I certainly don’t think of myself as revealing truths – my books are really simple entertainment – although it is a fundamental question in historical fiction whether human nature changes or remains fundamentally unaltered, regardless of culture and time period. I remain a little agnostic on that point. I do hope my books reveal the texture and feel of Victorian London, that they create a complex and plausible picture of the metropolis in the mind of the reader – that would be achievement enough.
4) In your email to me (lucie) you said that this was still your favourite novel can I ask why?
It’s my favourite book for various reasons. It had a very long gestation from idea to actually writing, and then again, for various reasons, to actually seeing it published (so very satisfying when it actually happened); it has an incredibly complex plot structure (although the reader won’t realise why, until the end); and I think it’s a highly accurate pastiche of Victorian diary-writing – in short, I think it’s a great technical accomplishment, and I feel confident and proud enough about it to say that, even if you’re not really supposed to praise your own work.
5) Is it annoying when comments focuses on the ‘authenticity’ of your portrayal of Victorian London rather than engaging with the book as a novel, and how it functions in literary ways?

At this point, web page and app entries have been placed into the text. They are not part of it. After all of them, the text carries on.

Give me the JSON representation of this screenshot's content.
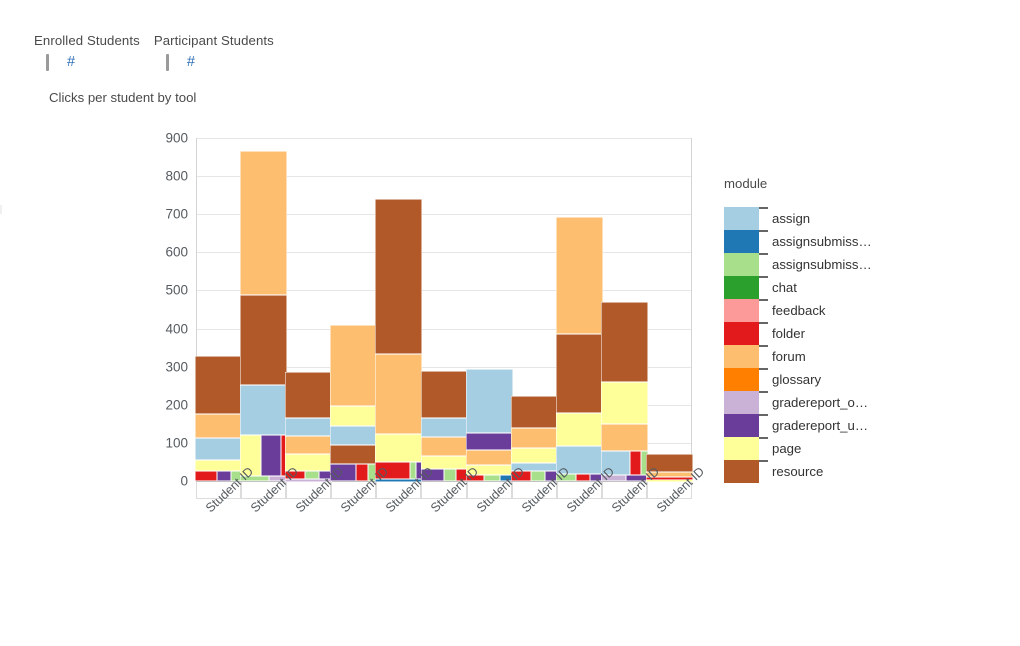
{
  "filters": [
    {
      "title": "Enrolled Students",
      "value": "#",
      "name": "enrolled-students"
    },
    {
      "title": "Participant Students",
      "value": "#",
      "name": "participant-students"
    }
  ],
  "caption": "Clicks per student by tool",
  "legend": {
    "title": "module",
    "items": [
      {
        "label": "assign",
        "color": "#a6cee3"
      },
      {
        "label": "assignsubmiss…",
        "color": "#1f78b4"
      },
      {
        "label": "assignsubmiss…",
        "color": "#a8df8a"
      },
      {
        "label": "chat",
        "color": "#2ca02c"
      },
      {
        "label": "feedback",
        "color": "#fb9a99"
      },
      {
        "label": "folder",
        "color": "#e31a1c"
      },
      {
        "label": "forum",
        "color": "#fdbf6f"
      },
      {
        "label": "glossary",
        "color": "#ff7f00"
      },
      {
        "label": "gradereport_o…",
        "color": "#cab2d6"
      },
      {
        "label": "gradereport_u…",
        "color": "#6a3d9a"
      },
      {
        "label": "page",
        "color": "#ffff99"
      },
      {
        "label": "resource",
        "color": "#b15928"
      }
    ]
  },
  "chart_data": {
    "type": "bar",
    "title": "Clicks per student by tool",
    "xlabel": "",
    "ylabel": "",
    "ylim": [
      0,
      900
    ],
    "ytick_step": 100,
    "yticks": [
      0,
      100,
      200,
      300,
      400,
      500,
      600,
      700,
      800,
      900
    ],
    "grid": true,
    "legend_position": "right",
    "categories": [
      "Student ID",
      "Student ID",
      "Student ID",
      "Student ID",
      "Student ID",
      "Student ID",
      "Student ID",
      "Student ID",
      "Student ID",
      "Student ID",
      "Student ID"
    ],
    "totals": [
      328,
      867,
      287,
      409,
      740,
      289,
      238,
      223,
      694,
      470,
      70
    ],
    "series": [
      {
        "name": "assign",
        "color": "#a6cee3",
        "values": [
          57,
          131,
          47,
          50,
          0,
          50,
          170,
          22,
          72,
          38,
          0
        ]
      },
      {
        "name": "assignsubmiss…",
        "color": "#1f78b4",
        "values": [
          0,
          0,
          0,
          0,
          4,
          0,
          4,
          0,
          0,
          0,
          0
        ]
      },
      {
        "name": "assignsubmiss…",
        "color": "#a8df8a",
        "values": [
          6,
          8,
          6,
          9,
          6,
          8,
          5,
          7,
          8,
          9,
          0
        ]
      },
      {
        "name": "chat",
        "color": "#2ca02c",
        "values": [
          0,
          0,
          0,
          0,
          0,
          0,
          0,
          0,
          0,
          0,
          0
        ]
      },
      {
        "name": "feedback",
        "color": "#fb9a99",
        "values": [
          0,
          0,
          0,
          0,
          0,
          0,
          0,
          0,
          0,
          0,
          0
        ]
      },
      {
        "name": "folder",
        "color": "#e31a1c",
        "values": [
          12,
          14,
          9,
          11,
          33,
          8,
          6,
          11,
          6,
          15,
          6
        ]
      },
      {
        "name": "forum",
        "color": "#fdbf6f",
        "values": [
          65,
          379,
          46,
          212,
          210,
          50,
          38,
          52,
          309,
          70,
          12
        ]
      },
      {
        "name": "glossary",
        "color": "#ff7f00",
        "values": [
          0,
          0,
          0,
          0,
          0,
          0,
          0,
          0,
          0,
          0,
          0
        ]
      },
      {
        "name": "gradereport_o…",
        "color": "#cab2d6",
        "values": [
          0,
          5,
          5,
          0,
          0,
          0,
          0,
          0,
          0,
          9,
          0
        ]
      },
      {
        "name": "gradereport_u…",
        "color": "#6a3d9a",
        "values": [
          8,
          45,
          6,
          25,
          6,
          16,
          44,
          7,
          5,
          8,
          0
        ]
      },
      {
        "name": "page",
        "color": "#ffff99",
        "values": [
          29,
          49,
          45,
          52,
          75,
          33,
          28,
          39,
          88,
          110,
          5
        ]
      },
      {
        "name": "resource",
        "color": "#b15928",
        "values": [
          151,
          236,
          123,
          50,
          406,
          124,
          0,
          85,
          206,
          211,
          47
        ]
      }
    ]
  },
  "xaxis": {
    "tick_label": "Student ID",
    "tick_count": 11
  }
}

Authenticity is very important to me – for instance, I’ve always tried to check words and phrases to see whether they would appear in the 19th C. This book, because it’s a diary for much of the text, had to be perfect in its Victorian tone – and if you’ve read the likes of Munby (from whose diary I have also shamelessly stolen one small passage) I hope you’ll agree I’ve captured the right vocabulary, mood &c. What is annoying is not so much people obsessing about authenticity as having a narrow understanding of what it might mean – ie. people who have only read Dickens, and expect all Victorians to sound like David Copperfield.
6) Given your encyclopaedic knowledge of Victorian London, how do you resist the temptation to load more and more ‘period detail’ into the action and how do you resist the temptation not to be led by the primary material or to parody certain representation cultivated by the Victorians themselves?

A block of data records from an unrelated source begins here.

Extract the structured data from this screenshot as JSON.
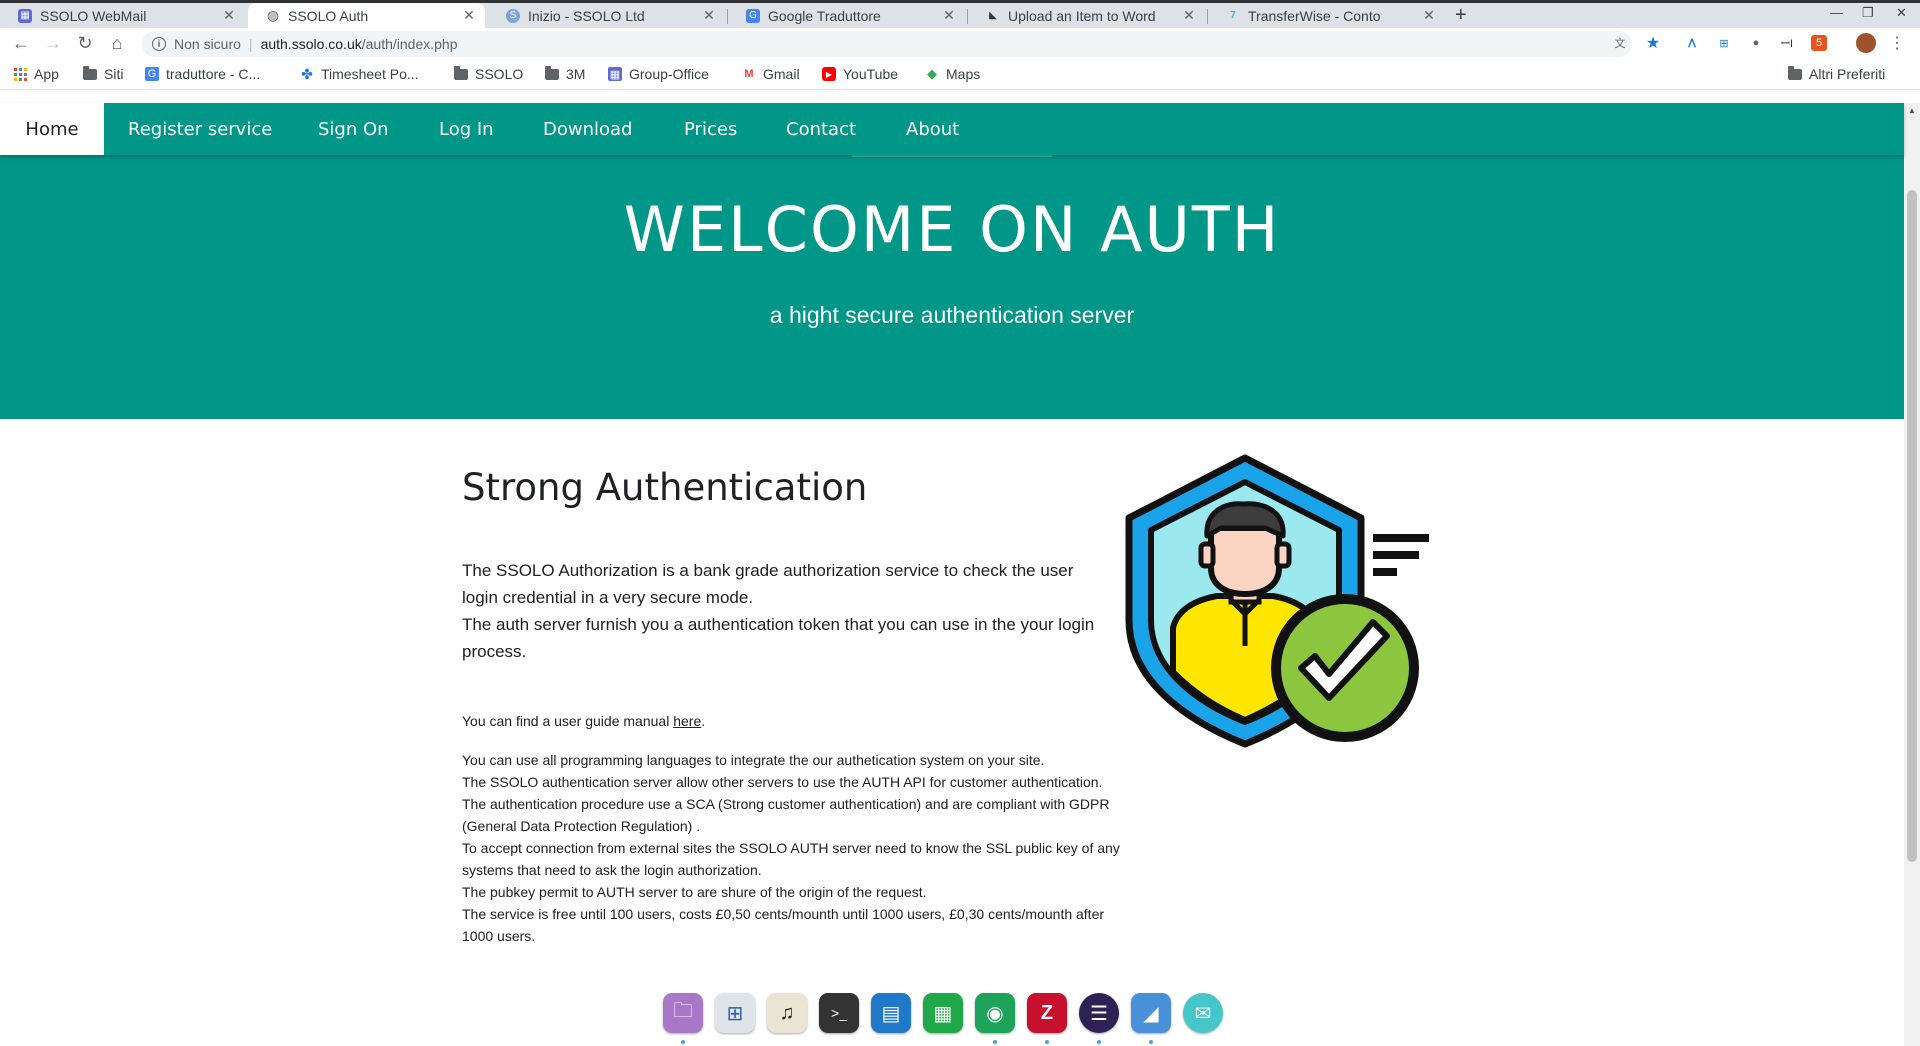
{
  "browser": {
    "tabs": [
      {
        "title": "SSOLO WebMail",
        "active": false,
        "favicon": "webmail-icon",
        "color": "#5f6ad9"
      },
      {
        "title": "SSOLO Auth",
        "active": true,
        "favicon": "globe-icon",
        "color": "#5f6368"
      },
      {
        "title": "Inizio - SSOLO Ltd",
        "active": false,
        "favicon": "site-icon",
        "color": "#7aa7d9"
      },
      {
        "title": "Google Traduttore",
        "active": false,
        "favicon": "translate-icon",
        "color": "#4285f4"
      },
      {
        "title": "Upload an Item to Word",
        "active": false,
        "favicon": "upload-icon",
        "color": "#333333"
      },
      {
        "title": "TransferWise - Conto",
        "active": false,
        "favicon": "transferwise-icon",
        "color": "#37b8e6"
      }
    ],
    "address": {
      "security": "Non sicuro",
      "host": "auth.ssolo.co.uk",
      "path": "/auth/index.php"
    },
    "bookmarks": [
      {
        "label": "App",
        "icon": "apps-icon"
      },
      {
        "label": "Siti",
        "icon": "folder-icon"
      },
      {
        "label": "traduttore - C...",
        "icon": "translate-icon"
      },
      {
        "label": "Timesheet Po...",
        "icon": "timesheet-icon"
      },
      {
        "label": "SSOLO",
        "icon": "folder-icon"
      },
      {
        "label": "3M",
        "icon": "folder-icon"
      },
      {
        "label": "Group-Office",
        "icon": "group-office-icon"
      },
      {
        "label": "Gmail",
        "icon": "gmail-icon"
      },
      {
        "label": "YouTube",
        "icon": "youtube-icon"
      },
      {
        "label": "Maps",
        "icon": "maps-icon"
      }
    ],
    "other_bookmarks": "Altri Preferiti"
  },
  "site": {
    "nav": [
      {
        "label": "Home",
        "active": true
      },
      {
        "label": "Register service",
        "active": false
      },
      {
        "label": "Sign On",
        "active": false
      },
      {
        "label": "Log In",
        "active": false
      },
      {
        "label": "Download",
        "active": false
      },
      {
        "label": "Prices",
        "active": false
      },
      {
        "label": "Contact",
        "active": false
      },
      {
        "label": "About",
        "active": false
      }
    ],
    "hero": {
      "title": "WELCOME ON AUTH",
      "subtitle": "a hight secure authentication server"
    },
    "section_title": "Strong Authentication",
    "intro": [
      "The SSOLO Authorization is a bank grade authorization service to check the user login credential in a very secure mode.",
      "The auth server furnish you a authentication token that you can use in the your login process."
    ],
    "guide": {
      "prefix": "You can find a user guide manual ",
      "link": "here",
      "suffix": "."
    },
    "details": [
      "You can use all programming languages to integrate the our authetication system on your site.",
      "The SSOLO authentication server allow other servers to use the AUTH API for customer authentication.",
      "The authentication procedure use a SCA (Strong customer authentication) and are compliant with GDPR (General Data Protection Regulation) .",
      "To accept connection from external sites the SSOLO AUTH server need to know the SSL public key of any systems that need to ask the login authorization.",
      "The pubkey permit to AUTH server to are shure of the origin of the request.",
      "The service is free until 100 users, costs £0,50 cents/mounth until 1000 users, £0,30 cents/mounth after 1000 users."
    ],
    "illustration": "secure-user-shield-icon",
    "colors": {
      "brand": "#009688",
      "shield_outer": "#1aa3e8",
      "shield_inner": "#9be8ee",
      "check": "#8cc63f",
      "shirt": "#ffe600"
    }
  },
  "dock": [
    {
      "name": "files-icon",
      "glyph": "🗀",
      "bg": "#a877c7"
    },
    {
      "name": "launcher-icon",
      "glyph": "⊞",
      "bg": "#dfe3ea"
    },
    {
      "name": "music-icon",
      "glyph": "♫",
      "bg": "#e9e4d4"
    },
    {
      "name": "terminal-icon",
      "glyph": ">_",
      "bg": "#333333"
    },
    {
      "name": "writer-icon",
      "glyph": "▤",
      "bg": "#1f78c8"
    },
    {
      "name": "calc-icon",
      "glyph": "▦",
      "bg": "#1ea848"
    },
    {
      "name": "chrome-icon",
      "glyph": "◉",
      "bg": "#1ea35b"
    },
    {
      "name": "filezilla-icon",
      "glyph": "Z",
      "bg": "#c8102e"
    },
    {
      "name": "eclipse-icon",
      "glyph": "☰",
      "bg": "#2c2255"
    },
    {
      "name": "rss-icon",
      "glyph": "◢",
      "bg": "#4a90d9"
    },
    {
      "name": "mail-icon",
      "glyph": "✉",
      "bg": "#45c7c9"
    }
  ]
}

I think the trick is to provide only so much detail as the action of the novel requires, although I suspect it is really a question of personal taste – some people genuinely like diversions into bits of ‘period detail’ that don’t necessarily have much connection to the narrative. As for representations, this book certainly does play on the image of the traditional Victorian family – it’s the image that Jacob is desperately trying to keep up, and failing – and Victorian double standards. It’s a cliché to talk about the hypocritical Victorian paterfamilias, but – of course – they existed: Dickens, Frith, Munby and many others maintained double lives. It’s almost tempting to see this duality as essential to the Victorian family.
7) I really enjoyed the way that the novel was structured and the way it moved between the diary and the ‘present’ day, how did you set about writing the novel? Did you have to write the diary first and then decide where to merge the two strands together?
No, I wanted to intercut the police investigation with the diary from the start. It was an interesting way of presenting and punctuating the main novel (the diary) and commenting on the content as the police (and reader) read through Jacob’s account of the months leading up to the murder. I wrote everything pretty much in the sequence it appears, although I had to be quite careful with dates -an incredibly fiddly business! I think it was worth the effort, and I’m really glad to hear you enjoyed the book!